Dataset rows describing interfaces:
#####
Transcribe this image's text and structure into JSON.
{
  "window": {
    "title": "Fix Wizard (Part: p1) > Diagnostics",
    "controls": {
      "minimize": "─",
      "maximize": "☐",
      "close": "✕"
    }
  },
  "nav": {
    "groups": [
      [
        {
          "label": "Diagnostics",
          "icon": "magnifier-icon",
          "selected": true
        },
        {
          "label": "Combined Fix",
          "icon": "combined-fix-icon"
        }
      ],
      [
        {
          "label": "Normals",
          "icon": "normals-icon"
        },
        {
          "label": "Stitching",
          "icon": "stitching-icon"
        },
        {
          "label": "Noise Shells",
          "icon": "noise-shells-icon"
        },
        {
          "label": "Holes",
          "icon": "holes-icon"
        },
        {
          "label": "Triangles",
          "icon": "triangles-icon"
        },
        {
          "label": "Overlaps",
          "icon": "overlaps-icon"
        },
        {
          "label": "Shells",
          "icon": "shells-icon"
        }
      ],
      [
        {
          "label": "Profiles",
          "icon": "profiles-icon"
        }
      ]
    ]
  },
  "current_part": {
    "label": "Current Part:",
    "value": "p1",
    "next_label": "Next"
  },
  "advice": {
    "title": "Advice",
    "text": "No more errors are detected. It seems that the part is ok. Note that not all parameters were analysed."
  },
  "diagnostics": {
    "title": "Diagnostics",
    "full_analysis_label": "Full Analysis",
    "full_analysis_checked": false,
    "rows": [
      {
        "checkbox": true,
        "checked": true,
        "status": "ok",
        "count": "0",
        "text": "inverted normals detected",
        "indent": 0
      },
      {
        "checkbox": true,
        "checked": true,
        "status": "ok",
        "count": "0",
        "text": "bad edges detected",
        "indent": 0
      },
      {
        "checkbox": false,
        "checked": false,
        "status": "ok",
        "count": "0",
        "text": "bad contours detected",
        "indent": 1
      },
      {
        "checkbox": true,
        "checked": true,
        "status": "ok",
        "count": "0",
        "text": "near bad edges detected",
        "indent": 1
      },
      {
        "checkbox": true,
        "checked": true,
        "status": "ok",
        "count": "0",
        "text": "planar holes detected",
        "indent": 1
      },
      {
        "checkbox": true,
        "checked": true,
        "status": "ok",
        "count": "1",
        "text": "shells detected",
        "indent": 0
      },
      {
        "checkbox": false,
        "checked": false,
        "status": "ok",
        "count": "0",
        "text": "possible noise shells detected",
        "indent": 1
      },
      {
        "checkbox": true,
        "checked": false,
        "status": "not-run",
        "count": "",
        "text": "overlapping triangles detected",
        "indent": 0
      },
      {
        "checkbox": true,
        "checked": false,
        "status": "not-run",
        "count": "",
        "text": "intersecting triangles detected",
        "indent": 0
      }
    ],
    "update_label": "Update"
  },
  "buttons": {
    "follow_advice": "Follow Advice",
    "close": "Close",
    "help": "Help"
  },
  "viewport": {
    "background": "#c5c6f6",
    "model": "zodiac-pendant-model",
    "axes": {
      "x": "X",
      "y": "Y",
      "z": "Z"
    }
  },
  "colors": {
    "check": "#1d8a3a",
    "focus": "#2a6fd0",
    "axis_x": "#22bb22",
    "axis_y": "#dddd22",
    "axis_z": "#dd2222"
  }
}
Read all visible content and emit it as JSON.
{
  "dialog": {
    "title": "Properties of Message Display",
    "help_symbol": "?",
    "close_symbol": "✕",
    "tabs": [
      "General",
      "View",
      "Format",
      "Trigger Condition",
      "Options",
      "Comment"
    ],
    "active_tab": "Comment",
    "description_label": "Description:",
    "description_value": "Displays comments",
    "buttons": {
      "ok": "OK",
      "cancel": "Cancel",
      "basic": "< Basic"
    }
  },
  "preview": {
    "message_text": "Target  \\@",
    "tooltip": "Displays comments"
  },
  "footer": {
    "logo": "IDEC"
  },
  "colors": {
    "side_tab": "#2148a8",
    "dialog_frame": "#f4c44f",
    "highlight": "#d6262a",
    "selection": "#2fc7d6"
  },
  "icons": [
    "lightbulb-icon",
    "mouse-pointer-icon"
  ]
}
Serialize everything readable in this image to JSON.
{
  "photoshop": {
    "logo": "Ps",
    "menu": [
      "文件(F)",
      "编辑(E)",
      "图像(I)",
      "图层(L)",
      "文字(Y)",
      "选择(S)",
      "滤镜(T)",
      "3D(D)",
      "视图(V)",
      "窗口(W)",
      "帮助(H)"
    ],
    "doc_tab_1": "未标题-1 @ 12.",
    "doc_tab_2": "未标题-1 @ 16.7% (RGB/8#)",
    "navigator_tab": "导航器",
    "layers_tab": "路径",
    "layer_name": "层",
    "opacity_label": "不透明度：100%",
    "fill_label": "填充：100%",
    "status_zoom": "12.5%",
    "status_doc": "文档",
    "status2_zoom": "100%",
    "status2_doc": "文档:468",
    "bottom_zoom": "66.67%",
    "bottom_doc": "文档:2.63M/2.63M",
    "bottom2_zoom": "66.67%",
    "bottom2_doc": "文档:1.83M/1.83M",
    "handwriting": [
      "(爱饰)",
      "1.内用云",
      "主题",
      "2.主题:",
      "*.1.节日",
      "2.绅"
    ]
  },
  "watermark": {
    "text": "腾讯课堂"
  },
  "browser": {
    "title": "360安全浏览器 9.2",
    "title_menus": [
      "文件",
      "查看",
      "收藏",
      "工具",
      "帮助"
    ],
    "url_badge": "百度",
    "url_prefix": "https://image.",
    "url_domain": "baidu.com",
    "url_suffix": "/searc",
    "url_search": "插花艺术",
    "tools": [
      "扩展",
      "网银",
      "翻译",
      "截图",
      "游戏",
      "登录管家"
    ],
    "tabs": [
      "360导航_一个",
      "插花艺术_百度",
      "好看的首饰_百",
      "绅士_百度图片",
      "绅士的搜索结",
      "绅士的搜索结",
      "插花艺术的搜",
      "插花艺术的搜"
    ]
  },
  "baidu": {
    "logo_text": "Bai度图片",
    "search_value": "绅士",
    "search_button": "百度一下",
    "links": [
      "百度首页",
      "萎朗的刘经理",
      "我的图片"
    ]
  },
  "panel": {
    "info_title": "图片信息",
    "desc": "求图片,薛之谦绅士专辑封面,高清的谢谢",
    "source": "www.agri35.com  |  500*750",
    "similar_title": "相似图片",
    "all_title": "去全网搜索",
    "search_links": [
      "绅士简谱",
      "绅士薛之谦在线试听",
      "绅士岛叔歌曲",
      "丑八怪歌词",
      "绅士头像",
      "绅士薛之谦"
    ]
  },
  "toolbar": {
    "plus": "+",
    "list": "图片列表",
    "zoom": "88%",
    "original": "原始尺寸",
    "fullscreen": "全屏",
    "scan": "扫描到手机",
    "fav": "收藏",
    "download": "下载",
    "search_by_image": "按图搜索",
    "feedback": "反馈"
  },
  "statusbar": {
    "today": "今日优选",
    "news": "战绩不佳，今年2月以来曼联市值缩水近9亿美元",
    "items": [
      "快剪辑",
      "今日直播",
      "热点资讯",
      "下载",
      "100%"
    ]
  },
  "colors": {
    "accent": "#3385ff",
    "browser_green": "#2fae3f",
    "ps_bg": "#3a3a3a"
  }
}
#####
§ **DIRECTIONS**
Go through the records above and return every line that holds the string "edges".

§ **OUTPUT FOR THIS EXERCISE**
        "text": "bad edges detected",
        "text": "near bad edges detected",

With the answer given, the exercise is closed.